Remember those who built the pyramids
People marvel at and visit the pyramids in Egypt thousands of years after they were built. The mummified bodies of the pharaohs are preserved, discovered, and exhibited with all their splendour and wealth buried and preserved with them (believing it would make life comfortable for them in the next world). Yet nobody remembers the poor souls who laboured to build them. The movement of tons of rocks by what many now believe were paid workers rather than slaves, left many thousand dead and injured, although few records were kept.
The modern development and infrastructure in the Gulf states are impressive. Many visitors marvel at Arabian deserts being transformed into the most built-up, developed, and wealthy states in the world. Qatar has followed in the path of the United Arab Emirates and the World Cup has speeded up its development process.
But the development of places like Dubai, Qatar, and other Gulf emirates has been done on the back of an army of South Asian labourers who for decades have toiled and been exploited through the kafala employment system, with appalling living conditions, and other restrictive practices. They are denied the opportunity to use the benefits of their labour and turn them into local investments and businesses without partnering with locals (as they would be able to in the West). They are even restricted from living a proper family life.
It is these labourers who have been at the bottom of a caste-like employment system. Yet, it is the South Asian populations and expatriates who effectively manage the economy of these countries. Without them, these countries would cease to function and generate the wealth they do, which mostly benefits the local citizens, who are looked after by the state for life.
One of the benefits of the World Cup being in Qatar is that it has brought greater awareness and scrutiny of employment practices of expatriate labour in Gulf states. Under international pressure, some improvements in working practices, including the infamous kafala system of employment in Qatar, have been made, but there is a long way to go.
In the Gulf, those who generate the wealth of these states have the least share of it. In my opinion, the conditions and lives of these workers is the big human rights issue, simply because these people represent the majority population of the country and therefore the most affected.

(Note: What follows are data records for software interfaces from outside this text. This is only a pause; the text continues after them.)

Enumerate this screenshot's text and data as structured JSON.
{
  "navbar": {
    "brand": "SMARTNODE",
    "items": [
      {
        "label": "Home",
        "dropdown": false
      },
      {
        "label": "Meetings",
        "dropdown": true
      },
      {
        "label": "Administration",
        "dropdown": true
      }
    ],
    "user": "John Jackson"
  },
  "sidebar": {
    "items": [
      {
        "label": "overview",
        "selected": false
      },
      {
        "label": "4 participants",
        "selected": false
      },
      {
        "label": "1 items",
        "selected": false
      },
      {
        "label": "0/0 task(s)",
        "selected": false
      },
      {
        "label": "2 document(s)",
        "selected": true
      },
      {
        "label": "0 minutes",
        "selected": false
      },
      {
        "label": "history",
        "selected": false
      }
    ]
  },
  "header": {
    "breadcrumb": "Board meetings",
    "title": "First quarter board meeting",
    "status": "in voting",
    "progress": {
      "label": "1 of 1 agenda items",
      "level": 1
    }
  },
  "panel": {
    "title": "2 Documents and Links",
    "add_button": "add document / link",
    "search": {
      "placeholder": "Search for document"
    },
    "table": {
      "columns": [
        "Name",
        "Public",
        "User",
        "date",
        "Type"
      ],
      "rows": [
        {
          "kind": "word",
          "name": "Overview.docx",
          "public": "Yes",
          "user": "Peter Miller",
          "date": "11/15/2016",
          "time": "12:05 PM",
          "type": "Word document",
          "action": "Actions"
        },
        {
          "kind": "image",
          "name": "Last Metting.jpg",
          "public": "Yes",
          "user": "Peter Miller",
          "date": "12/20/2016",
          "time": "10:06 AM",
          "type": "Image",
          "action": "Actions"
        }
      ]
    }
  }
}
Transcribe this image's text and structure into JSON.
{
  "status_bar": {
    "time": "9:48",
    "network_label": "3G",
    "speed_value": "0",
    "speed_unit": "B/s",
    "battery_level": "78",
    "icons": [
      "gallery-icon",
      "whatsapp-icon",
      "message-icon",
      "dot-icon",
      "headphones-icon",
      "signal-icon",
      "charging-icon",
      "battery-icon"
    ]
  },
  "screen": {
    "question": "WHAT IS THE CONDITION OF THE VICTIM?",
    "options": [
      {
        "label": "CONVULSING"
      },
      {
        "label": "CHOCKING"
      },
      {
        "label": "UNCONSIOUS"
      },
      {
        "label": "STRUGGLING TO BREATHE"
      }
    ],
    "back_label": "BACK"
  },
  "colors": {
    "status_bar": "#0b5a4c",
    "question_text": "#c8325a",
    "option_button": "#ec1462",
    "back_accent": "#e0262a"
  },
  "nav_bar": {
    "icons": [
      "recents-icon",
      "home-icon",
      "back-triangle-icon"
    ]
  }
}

I hope FIFA and the football players will pay tribute to the workers who have built Qatar and will manage the World Cup 2022 (even wear an armband in solidarity). I also hope that the Qatari rulers will share some of the wealth they generate with those who helped build and manage the country. As for the football fans, I do hope that they will treat the local workers with respect and well, as they are the ones they will mostly see and interact with. If things go wrong, it is these workers who will get abused and pay the price for failure.
I do not doubt that Qatar with its immense wealth will deliver a magnificent spectacle and tournament for the world to see. It also promises to be an event that will bring together many races and cultures in proximity to one another and will hopefully remove preconceived ideas about both Qatar and people on all sides.
I attended the Expo 2022 in Dubai at the beginning of the year, and it was a thoroughly enjoyable experience visiting the tents of different countries and seeing people from all around the world come together. Even the criticism of Qatar is and will hopefully have a positive impact. It is much better that learning and change happen through human interaction and critique, and via sport than war.
As a Muslim, Westerner, and football fan, I am genuinely looking forward to the first World Cup in a Muslim country, as well as the football. However, I do hope we all remember those who built the pyramids of today in Arabia, and for a long time to come.